> What you will do
For the records that follow, give the number of lines containing the word "after", with no added text.

[Records provided]

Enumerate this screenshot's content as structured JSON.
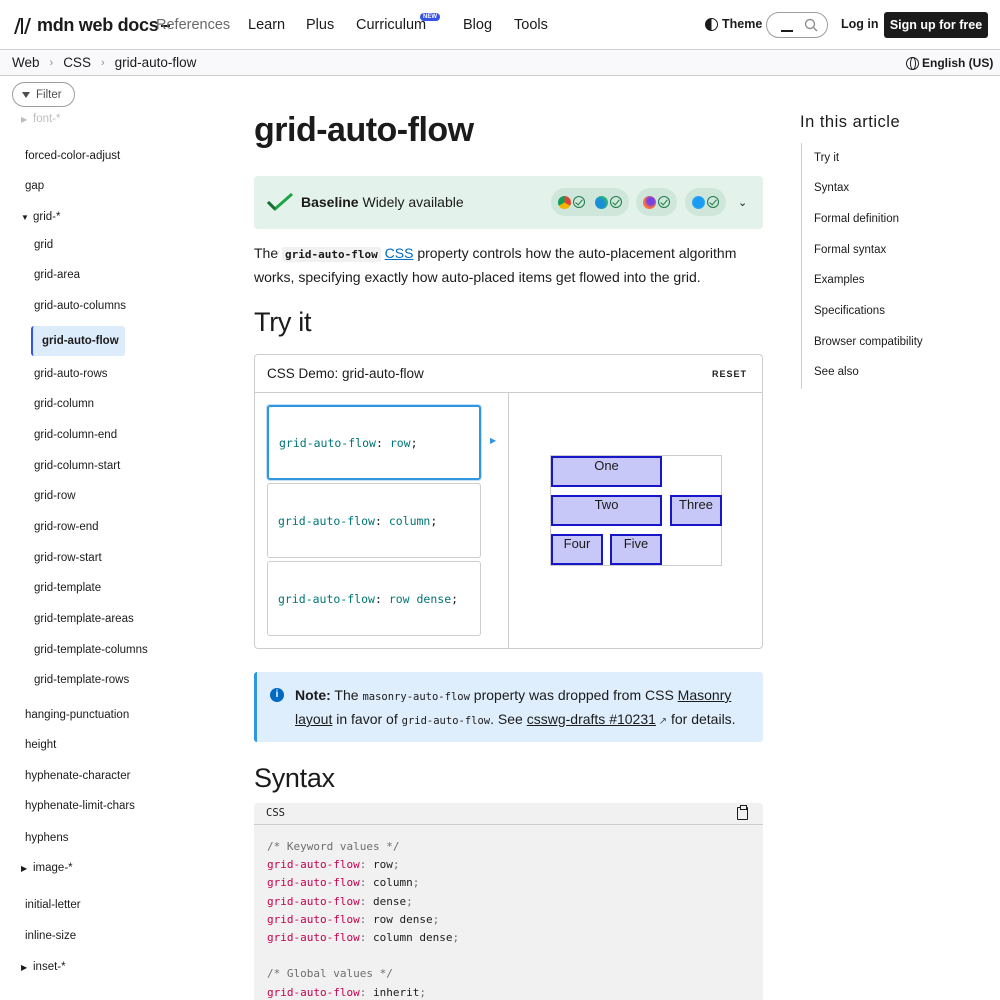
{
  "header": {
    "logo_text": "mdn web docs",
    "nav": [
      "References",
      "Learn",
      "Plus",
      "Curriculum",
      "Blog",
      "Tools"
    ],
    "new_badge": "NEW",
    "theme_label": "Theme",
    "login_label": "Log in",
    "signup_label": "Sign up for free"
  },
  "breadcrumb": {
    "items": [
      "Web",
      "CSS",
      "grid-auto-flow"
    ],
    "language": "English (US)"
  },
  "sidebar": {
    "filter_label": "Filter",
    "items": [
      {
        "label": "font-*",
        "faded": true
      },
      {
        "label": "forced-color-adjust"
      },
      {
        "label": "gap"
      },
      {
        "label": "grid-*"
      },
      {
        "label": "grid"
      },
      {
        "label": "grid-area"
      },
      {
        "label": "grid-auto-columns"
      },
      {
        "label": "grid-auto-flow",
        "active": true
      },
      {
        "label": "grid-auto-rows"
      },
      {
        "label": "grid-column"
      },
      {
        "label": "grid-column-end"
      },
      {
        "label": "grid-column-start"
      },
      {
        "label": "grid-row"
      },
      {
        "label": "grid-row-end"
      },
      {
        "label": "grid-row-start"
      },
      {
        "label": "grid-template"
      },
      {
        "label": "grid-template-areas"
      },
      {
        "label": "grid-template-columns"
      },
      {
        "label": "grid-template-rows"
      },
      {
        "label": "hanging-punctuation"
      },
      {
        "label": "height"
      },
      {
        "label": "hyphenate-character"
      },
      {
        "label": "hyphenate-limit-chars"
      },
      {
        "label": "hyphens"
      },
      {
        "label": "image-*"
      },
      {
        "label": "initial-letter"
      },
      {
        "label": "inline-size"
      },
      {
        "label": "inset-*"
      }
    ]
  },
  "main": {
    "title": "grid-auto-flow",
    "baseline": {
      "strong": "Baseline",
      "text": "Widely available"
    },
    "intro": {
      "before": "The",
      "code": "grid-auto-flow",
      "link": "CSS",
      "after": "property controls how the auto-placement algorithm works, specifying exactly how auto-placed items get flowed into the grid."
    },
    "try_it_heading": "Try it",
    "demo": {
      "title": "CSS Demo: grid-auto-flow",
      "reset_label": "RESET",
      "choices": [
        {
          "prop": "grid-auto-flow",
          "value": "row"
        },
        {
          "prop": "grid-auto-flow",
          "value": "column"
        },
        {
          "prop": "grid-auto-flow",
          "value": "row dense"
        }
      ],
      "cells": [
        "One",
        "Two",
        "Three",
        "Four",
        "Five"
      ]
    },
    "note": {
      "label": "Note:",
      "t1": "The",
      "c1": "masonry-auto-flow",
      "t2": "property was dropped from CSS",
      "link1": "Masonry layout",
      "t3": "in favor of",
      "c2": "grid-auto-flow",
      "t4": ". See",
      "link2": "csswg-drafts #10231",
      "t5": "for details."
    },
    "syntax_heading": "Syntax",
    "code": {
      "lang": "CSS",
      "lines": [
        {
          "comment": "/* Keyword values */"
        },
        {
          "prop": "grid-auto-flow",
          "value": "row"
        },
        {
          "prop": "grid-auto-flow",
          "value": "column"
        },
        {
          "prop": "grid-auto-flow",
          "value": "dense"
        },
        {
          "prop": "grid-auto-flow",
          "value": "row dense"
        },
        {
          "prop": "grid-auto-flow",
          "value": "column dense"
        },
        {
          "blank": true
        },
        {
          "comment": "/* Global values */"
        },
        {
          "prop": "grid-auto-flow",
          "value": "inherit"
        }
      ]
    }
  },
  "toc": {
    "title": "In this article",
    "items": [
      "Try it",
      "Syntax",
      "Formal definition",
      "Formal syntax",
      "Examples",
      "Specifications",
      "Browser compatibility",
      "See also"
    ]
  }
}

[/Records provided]
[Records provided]

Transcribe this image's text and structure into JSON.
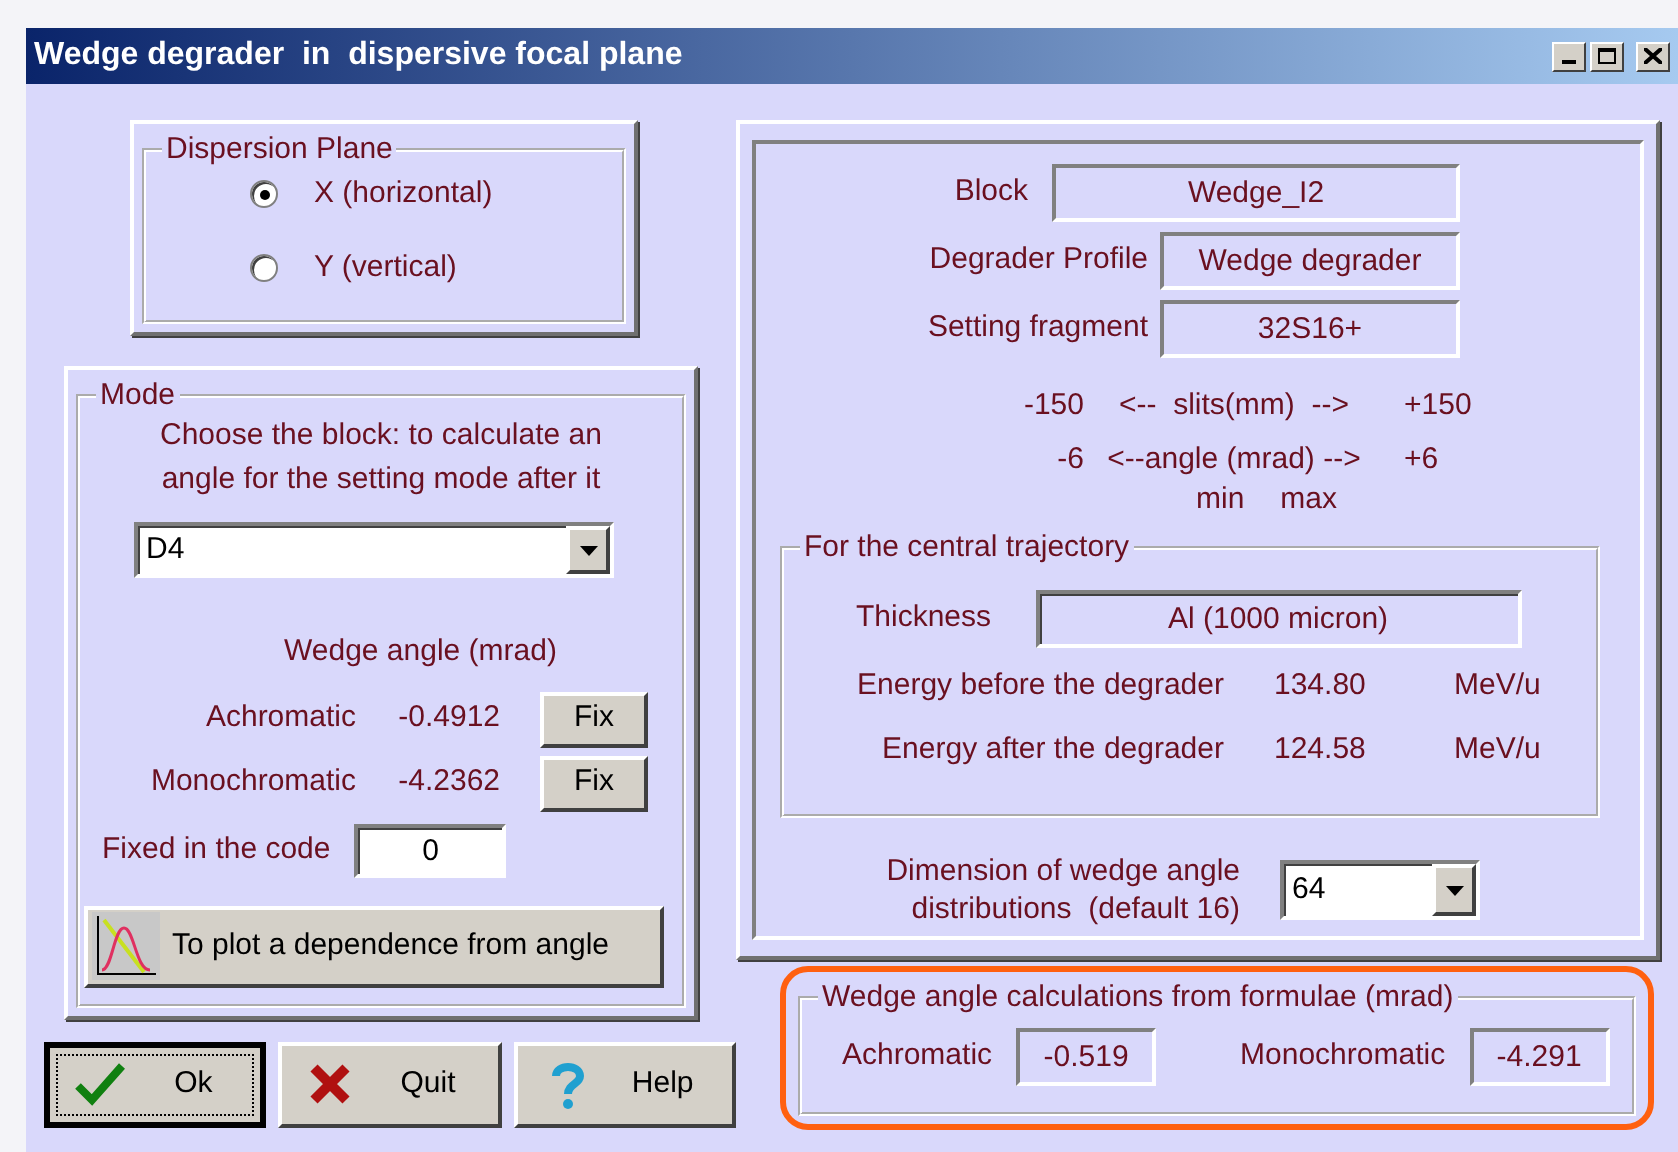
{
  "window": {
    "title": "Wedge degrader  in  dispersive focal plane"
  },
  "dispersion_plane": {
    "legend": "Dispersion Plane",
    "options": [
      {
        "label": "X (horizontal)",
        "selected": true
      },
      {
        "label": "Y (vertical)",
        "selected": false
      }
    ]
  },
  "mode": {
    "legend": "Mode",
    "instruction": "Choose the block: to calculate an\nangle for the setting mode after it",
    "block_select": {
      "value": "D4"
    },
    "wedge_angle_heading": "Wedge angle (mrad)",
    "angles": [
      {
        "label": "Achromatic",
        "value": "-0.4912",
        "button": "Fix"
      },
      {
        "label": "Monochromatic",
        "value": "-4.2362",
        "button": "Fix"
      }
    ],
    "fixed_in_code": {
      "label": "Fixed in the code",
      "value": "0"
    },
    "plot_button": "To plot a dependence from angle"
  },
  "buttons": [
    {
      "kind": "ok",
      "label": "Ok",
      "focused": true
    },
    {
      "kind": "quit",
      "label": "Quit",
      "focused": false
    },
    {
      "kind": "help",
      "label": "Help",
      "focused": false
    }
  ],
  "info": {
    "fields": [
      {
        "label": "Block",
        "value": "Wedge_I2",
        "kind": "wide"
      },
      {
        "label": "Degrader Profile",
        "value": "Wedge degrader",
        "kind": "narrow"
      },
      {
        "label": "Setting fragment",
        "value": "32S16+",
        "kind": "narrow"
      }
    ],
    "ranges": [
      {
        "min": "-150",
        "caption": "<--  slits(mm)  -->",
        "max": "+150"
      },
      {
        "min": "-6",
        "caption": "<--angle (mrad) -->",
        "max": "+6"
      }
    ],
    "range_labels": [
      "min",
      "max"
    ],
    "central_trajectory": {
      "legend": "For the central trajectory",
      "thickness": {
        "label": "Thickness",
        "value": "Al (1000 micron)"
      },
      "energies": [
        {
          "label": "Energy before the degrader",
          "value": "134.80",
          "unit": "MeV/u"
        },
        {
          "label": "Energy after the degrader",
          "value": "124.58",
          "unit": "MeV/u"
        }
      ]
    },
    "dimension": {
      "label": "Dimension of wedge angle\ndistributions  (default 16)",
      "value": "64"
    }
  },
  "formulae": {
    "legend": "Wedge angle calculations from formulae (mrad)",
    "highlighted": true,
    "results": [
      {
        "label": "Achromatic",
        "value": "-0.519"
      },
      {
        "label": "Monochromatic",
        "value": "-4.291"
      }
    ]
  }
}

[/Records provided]

> Finished exercise
3